If Mavis brought the sacred, Buddy brought the profane. What he delivered was a master class in the history of the blues replete with humour, innuendo, profanity, cocktail breaks and walk-around-the house solos. Sure, he played the hits (I’m not sure what else to call “Feels Like Rain) both major and minor (“Skin Deep”), as well as newer songs like “Cognac” and “The Blues is Alive and Well.” I won’t dwell on the fact that the big hit was released more than 25 years ago, a fact which probably would puzzle Buddy as much as it does me. I’ll allow him more leeway; he’s 83 after all.
In between there were snippets of classics (“Hoochie Coochie Man,” “Sweet Sixteen,” “Boom Boom”). Covers (“Take me to the River”). Juke joint vaudeville with guitars used as, ahem, motile appendages. And demonstrations. That last word choice may strike some as odd, but how else to describe stepping on a wah-wah pedla and launching into the introductory bars of “Voodoo Chile.” Or using a chopstick (maybe?) to bang out the opening notes of “Sunshine of Your Love.”
The point may have been lost on some. At one point Buddy questioned the audience as to whether they knew who Muddy Waters was and how they’d learned of him. “The Who? So the white boys had to tell you who he was. Then you listened.” When someone tried to press the claim that Bobby Rush was a Jerseyite, Guy made short shrift of that fantasy. “I know him. And I’m from Louisiana, just like he is.” Later, after playing in the style of B.B. King he asked who the audience to name great guitar players. The responses tended to favor the arena blues crowd, living and dead.
Throughout Buddy played the showman. But he was also, I thought, honest to a fault. He didn’t deny the cup he kept visiting didn’t contain water. He’d point out he didn’t write the more risque tunes, but he didn’t avoid singing them. He spoke of growing up so poor he didn’t have running water until he was 17. And he said, “You may hate me, not even know me and hate me. But if you fall down, I’m gonna help you up. That’s just the way I was raised.

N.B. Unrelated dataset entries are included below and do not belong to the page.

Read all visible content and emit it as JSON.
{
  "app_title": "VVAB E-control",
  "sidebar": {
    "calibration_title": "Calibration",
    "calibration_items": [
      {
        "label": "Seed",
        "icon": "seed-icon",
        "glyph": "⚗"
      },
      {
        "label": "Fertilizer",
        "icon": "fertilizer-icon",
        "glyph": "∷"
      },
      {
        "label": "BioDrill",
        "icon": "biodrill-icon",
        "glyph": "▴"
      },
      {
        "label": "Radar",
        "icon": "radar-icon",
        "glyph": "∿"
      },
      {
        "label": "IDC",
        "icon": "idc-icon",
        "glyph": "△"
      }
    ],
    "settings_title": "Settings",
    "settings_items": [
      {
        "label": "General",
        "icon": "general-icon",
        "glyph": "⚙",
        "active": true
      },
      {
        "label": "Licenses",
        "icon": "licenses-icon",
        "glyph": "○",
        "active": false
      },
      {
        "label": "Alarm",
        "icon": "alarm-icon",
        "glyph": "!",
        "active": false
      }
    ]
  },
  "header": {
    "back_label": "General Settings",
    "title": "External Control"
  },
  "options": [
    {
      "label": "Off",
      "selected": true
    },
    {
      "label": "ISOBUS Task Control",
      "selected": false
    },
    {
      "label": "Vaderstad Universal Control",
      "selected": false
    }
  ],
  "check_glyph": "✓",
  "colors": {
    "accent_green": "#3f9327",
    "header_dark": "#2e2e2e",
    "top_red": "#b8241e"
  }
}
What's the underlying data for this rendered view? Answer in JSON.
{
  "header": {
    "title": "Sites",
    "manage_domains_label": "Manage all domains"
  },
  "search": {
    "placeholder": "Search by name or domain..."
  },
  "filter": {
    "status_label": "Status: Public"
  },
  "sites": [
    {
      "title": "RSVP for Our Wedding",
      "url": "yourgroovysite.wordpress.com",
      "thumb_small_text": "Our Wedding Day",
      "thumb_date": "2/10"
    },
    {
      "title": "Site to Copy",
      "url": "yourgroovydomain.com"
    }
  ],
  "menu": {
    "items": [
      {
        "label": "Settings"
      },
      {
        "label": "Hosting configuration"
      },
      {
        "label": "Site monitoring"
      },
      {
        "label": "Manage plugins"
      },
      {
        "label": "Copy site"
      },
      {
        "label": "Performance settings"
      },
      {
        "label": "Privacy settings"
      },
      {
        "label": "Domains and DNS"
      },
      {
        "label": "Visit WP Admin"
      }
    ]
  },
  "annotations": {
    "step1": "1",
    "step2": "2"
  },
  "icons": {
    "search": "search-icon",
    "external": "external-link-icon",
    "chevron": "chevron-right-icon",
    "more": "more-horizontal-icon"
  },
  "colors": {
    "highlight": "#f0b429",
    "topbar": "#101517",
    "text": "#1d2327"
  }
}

And maybe I’ll be one of the best things that ever happened to you.”
Maybe he will. I know that on a Sunday night in Newark in November, he came pretty close.